TASK PROMPT:
All the data should be printed again exactly as written.
-- MATERIAL TO PROCESS follows --
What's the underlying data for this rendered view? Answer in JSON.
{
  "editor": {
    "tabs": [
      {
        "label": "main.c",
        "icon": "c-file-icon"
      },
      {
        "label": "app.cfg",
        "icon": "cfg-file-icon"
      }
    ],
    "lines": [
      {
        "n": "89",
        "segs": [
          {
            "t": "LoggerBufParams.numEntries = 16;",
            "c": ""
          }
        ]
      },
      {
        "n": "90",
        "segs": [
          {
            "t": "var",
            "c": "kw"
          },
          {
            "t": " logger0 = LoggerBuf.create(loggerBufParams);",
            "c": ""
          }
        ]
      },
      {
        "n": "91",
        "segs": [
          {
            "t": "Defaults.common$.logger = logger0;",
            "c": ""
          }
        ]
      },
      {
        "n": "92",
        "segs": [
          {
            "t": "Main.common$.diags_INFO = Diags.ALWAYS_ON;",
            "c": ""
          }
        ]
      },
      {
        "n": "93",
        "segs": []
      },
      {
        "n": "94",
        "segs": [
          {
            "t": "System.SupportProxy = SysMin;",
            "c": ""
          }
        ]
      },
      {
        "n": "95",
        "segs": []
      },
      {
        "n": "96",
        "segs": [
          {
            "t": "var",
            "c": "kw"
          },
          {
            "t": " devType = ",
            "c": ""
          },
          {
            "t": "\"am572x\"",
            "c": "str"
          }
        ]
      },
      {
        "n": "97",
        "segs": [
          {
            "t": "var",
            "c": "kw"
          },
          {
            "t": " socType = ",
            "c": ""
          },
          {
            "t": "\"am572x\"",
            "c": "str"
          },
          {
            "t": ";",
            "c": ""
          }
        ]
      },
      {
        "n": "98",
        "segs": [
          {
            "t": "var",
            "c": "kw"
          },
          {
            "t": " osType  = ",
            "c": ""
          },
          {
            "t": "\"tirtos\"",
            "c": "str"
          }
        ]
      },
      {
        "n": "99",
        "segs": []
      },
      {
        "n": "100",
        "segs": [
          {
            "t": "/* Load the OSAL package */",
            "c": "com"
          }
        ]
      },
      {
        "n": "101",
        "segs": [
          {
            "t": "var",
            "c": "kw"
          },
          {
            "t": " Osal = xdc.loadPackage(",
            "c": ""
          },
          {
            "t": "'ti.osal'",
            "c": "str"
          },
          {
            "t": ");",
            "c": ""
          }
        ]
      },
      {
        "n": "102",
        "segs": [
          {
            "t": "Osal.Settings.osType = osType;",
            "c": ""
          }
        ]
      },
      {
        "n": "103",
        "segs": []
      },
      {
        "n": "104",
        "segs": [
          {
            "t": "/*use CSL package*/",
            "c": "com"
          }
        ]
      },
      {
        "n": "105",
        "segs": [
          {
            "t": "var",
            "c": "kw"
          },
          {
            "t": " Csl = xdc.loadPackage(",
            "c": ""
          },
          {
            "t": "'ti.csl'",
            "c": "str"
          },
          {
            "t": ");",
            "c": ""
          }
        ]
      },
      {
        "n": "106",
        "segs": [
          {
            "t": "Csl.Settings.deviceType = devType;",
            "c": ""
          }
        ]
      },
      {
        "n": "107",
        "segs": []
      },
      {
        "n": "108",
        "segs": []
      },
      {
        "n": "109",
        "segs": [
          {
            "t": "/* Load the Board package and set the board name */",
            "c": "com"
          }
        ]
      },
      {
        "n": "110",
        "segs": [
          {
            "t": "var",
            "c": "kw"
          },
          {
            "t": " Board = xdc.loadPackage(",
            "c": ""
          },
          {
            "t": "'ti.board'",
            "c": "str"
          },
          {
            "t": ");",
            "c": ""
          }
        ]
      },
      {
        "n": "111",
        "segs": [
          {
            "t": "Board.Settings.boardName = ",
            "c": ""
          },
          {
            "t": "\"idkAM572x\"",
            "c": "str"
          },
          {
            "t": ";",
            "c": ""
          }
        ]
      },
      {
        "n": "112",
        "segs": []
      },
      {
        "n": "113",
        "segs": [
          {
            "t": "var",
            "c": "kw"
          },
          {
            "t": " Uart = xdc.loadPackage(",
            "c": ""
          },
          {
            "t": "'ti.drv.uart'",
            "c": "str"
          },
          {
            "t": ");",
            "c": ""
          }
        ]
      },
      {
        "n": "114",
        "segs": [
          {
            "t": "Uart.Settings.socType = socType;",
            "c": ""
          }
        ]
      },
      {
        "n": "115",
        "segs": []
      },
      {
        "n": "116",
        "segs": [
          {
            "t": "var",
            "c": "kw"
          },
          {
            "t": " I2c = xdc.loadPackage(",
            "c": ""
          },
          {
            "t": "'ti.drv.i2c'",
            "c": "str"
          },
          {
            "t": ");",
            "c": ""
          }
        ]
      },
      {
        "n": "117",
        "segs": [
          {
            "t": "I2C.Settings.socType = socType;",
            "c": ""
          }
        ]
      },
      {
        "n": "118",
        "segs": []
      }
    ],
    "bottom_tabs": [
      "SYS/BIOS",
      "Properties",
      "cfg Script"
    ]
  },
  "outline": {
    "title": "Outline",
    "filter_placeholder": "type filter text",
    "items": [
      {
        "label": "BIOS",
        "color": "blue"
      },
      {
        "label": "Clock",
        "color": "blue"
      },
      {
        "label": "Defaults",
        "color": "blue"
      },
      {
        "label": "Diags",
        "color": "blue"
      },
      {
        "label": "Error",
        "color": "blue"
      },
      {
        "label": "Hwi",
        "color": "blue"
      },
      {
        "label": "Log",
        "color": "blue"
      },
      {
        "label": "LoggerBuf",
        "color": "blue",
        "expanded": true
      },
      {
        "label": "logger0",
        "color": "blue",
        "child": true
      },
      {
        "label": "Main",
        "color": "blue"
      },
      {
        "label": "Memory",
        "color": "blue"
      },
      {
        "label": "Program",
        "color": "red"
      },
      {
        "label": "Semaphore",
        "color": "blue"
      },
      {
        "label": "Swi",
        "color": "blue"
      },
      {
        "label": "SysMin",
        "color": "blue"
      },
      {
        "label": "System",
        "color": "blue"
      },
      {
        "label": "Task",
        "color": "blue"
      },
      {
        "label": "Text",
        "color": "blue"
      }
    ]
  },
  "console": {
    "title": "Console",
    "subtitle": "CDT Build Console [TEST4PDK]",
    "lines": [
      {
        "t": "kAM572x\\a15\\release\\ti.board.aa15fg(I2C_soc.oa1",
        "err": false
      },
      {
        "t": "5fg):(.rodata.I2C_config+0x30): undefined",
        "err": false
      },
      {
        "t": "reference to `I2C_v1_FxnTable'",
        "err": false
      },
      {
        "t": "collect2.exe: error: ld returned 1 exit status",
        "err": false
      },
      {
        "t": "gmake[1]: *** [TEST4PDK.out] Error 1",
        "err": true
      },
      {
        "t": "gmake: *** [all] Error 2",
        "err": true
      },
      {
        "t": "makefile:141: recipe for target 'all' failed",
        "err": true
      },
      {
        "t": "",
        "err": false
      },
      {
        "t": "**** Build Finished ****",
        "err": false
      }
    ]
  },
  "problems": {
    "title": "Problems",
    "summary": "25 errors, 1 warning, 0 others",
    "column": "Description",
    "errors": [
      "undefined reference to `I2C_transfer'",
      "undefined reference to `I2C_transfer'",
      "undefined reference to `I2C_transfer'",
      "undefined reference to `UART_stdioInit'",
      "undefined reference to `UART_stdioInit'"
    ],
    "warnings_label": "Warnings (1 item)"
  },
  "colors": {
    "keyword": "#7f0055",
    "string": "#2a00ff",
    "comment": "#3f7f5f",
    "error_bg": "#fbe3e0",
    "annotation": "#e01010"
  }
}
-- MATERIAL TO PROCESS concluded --
EXERCISE SOLUTION:
What's the underlying data for this rendered view? Answer in JSON.
{
  "editor": {
    "tabs": [
      {
        "label": "main.c",
        "icon": "c-file-icon"
      },
      {
        "label": "app.cfg",
        "icon": "cfg-file-icon"
      }
    ],
    "lines": [
      {
        "n": "89",
        "segs": [
          {
            "t": "LoggerBufParams.numEntries = 16;",
            "c": ""
          }
        ]
      },
      {
        "n": "90",
        "segs": [
          {
            "t": "var",
            "c": "kw"
          },
          {
            "t": " logger0 = LoggerBuf.create(loggerBufParams);",
            "c": ""
          }
        ]
      },
      {
        "n": "91",
        "segs": [
          {
            "t": "Defaults.common$.logger = logger0;",
            "c": ""
          }
        ]
      },
      {
        "n": "92",
        "segs": [
          {
            "t": "Main.common$.diags_INFO = Diags.ALWAYS_ON;",
            "c": ""
          }
        ]
      },
      {
        "n": "93",
        "segs": []
      },
      {
        "n": "94",
        "segs": [
          {
            "t": "System.SupportProxy = SysMin;",
            "c": ""
          }
        ]
      },
      {
        "n": "95",
        "segs": []
      },
      {
        "n": "96",
        "segs": [
          {
            "t": "var",
            "c": "kw"
          },
          {
            "t": " devType = ",
            "c": ""
          },
          {
            "t": "\"am572x\"",
            "c": "str"
          }
        ]
      },
      {
        "n": "97",
        "segs": [
          {
            "t": "var",
            "c": "kw"
          },
          {
            "t": " socType = ",
            "c": ""
          },
          {
            "t": "\"am572x\"",
            "c": "str"
          },
          {
            "t": ";",
            "c": ""
          }
        ]
      },
      {
        "n": "98",
        "segs": [
          {
            "t": "var",
            "c": "kw"
          },
          {
            "t": " osType  = ",
            "c": ""
          },
          {
            "t": "\"tirtos\"",
            "c": "str"
          }
        ]
      },
      {
        "n": "99",
        "segs": []
      },
      {
        "n": "100",
        "segs": [
          {
            "t": "/* Load the OSAL package */",
            "c": "com"
          }
        ]
      },
      {
        "n": "101",
        "segs": [
          {
            "t": "var",
            "c": "kw"
          },
          {
            "t": " Osal = xdc.loadPackage(",
            "c": ""
          },
          {
            "t": "'ti.osal'",
            "c": "str"
          },
          {
            "t": ");",
            "c": ""
          }
        ]
      },
      {
        "n": "102",
        "segs": [
          {
            "t": "Osal.Settings.osType = osType;",
            "c": ""
          }
        ]
      },
      {
        "n": "103",
        "segs": []
      },
      {
        "n": "104",
        "segs": [
          {
            "t": "/*use CSL package*/",
            "c": "com"
          }
        ]
      },
      {
        "n": "105",
        "segs": [
          {
            "t": "var",
            "c": "kw"
          },
          {
            "t": " Csl = xdc.loadPackage(",
            "c": ""
          },
          {
            "t": "'ti.csl'",
            "c": "str"
          },
          {
            "t": ");",
            "c": ""
          }
        ]
      },
      {
        "n": "106",
        "segs": [
          {
            "t": "Csl.Settings.deviceType = devType;",
            "c": ""
          }
        ]
      },
      {
        "n": "107",
        "segs": []
      },
      {
        "n": "108",
        "segs": []
      },
      {
        "n": "109",
        "segs": [
          {
            "t": "/* Load the Board package and set the board name */",
            "c": "com"
          }
        ]
      },
      {
        "n": "110",
        "segs": [
          {
            "t": "var",
            "c": "kw"
          },
          {
            "t": " Board = xdc.loadPackage(",
            "c": ""
          },
          {
            "t": "'ti.board'",
            "c": "str"
          },
          {
            "t": ");",
            "c": ""
          }
        ]
      },
      {
        "n": "111",
        "segs": [
          {
            "t": "Board.Settings.boardName = ",
            "c": ""
          },
          {
            "t": "\"idkAM572x\"",
            "c": "str"
          },
          {
            "t": ";",
            "c": ""
          }
        ]
      },
      {
        "n": "112",
        "segs": []
      },
      {
        "n": "113",
        "segs": [
          {
            "t": "var",
            "c": "kw"
          },
          {
            "t": " Uart = xdc.loadPackage(",
            "c": ""
          },
          {
            "t": "'ti.drv.uart'",
            "c": "str"
          },
          {
            "t": ");",
            "c": ""
          }
        ]
      },
      {
        "n": "114",
        "segs": [
          {
            "t": "Uart.Settings.socType = socType;",
            "c": ""
          }
        ]
      },
      {
        "n": "115",
        "segs": []
      },
      {
        "n": "116",
        "segs": [
          {
            "t": "var",
            "c": "kw"
          },
          {
            "t": " I2c = xdc.loadPackage(",
            "c": ""
          },
          {
            "t": "'ti.drv.i2c'",
            "c": "str"
          },
          {
            "t": ");",
            "c": ""
          }
        ]
      },
      {
        "n": "117",
        "segs": [
          {
            "t": "I2C.Settings.socType = socType;",
            "c": ""
          }
        ]
      },
      {
        "n": "118",
        "segs": []
      }
    ],
    "bottom_tabs": [
      "SYS/BIOS",
      "Properties",
      "cfg Script"
    ]
  },
  "outline": {
    "title": "Outline",
    "filter_placeholder": "type filter text",
    "items": [
      {
        "label": "BIOS",
        "color": "blue"
      },
      {
        "label": "Clock",
        "color": "blue"
      },
      {
        "label": "Defaults",
        "color": "blue"
      },
      {
        "label": "Diags",
        "color": "blue"
      },
      {
        "label": "Error",
        "color": "blue"
      },
      {
        "label": "Hwi",
        "color": "blue"
      },
      {
        "label": "Log",
        "color": "blue"
      },
      {
        "label": "LoggerBuf",
        "color": "blue",
        "expanded": true
      },
      {
        "label": "logger0",
        "color": "blue",
        "child": true
      },
      {
        "label": "Main",
        "color": "blue"
      },
      {
        "label": "Memory",
        "color": "blue"
      },
      {
        "label": "Program",
        "color": "red"
      },
      {
        "label": "Semaphore",
        "color": "blue"
      },
      {
        "label": "Swi",
        "color": "blue"
      },
      {
        "label": "SysMin",
        "color": "blue"
      },
      {
        "label": "System",
        "color": "blue"
      },
      {
        "label": "Task",
        "color": "blue"
      },
      {
        "label": "Text",
        "color": "blue"
      }
    ]
  },
  "console": {
    "title": "Console",
    "subtitle": "CDT Build Console [TEST4PDK]",
    "lines": [
      {
        "t": "kAM572x\\a15\\release\\ti.board.aa15fg(I2C_soc.oa1",
        "err": false
      },
      {
        "t": "5fg):(.rodata.I2C_config+0x30): undefined",
        "err": false
      },
      {
        "t": "reference to `I2C_v1_FxnTable'",
        "err": false
      },
      {
        "t": "collect2.exe: error: ld returned 1 exit status",
        "err": false
      },
      {
        "t": "gmake[1]: *** [TEST4PDK.out] Error 1",
        "err": true
      },
      {
        "t": "gmake: *** [all] Error 2",
        "err": true
      },
      {
        "t": "makefile:141: recipe for target 'all' failed",
        "err": true
      },
      {
        "t": "",
        "err": false
      },
      {
        "t": "**** Build Finished ****",
        "err": false
      }
    ]
  },
  "problems": {
    "title": "Problems",
    "summary": "25 errors, 1 warning, 0 others",
    "column": "Description",
    "errors": [
      "undefined reference to `I2C_transfer'",
      "undefined reference to `I2C_transfer'",
      "undefined reference to `I2C_transfer'",
      "undefined reference to `UART_stdioInit'",
      "undefined reference to `UART_stdioInit'"
    ],
    "warnings_label": "Warnings (1 item)"
  },
  "colors": {
    "keyword": "#7f0055",
    "string": "#2a00ff",
    "comment": "#3f7f5f",
    "error_bg": "#fbe3e0",
    "annotation": "#e01010"
  }
}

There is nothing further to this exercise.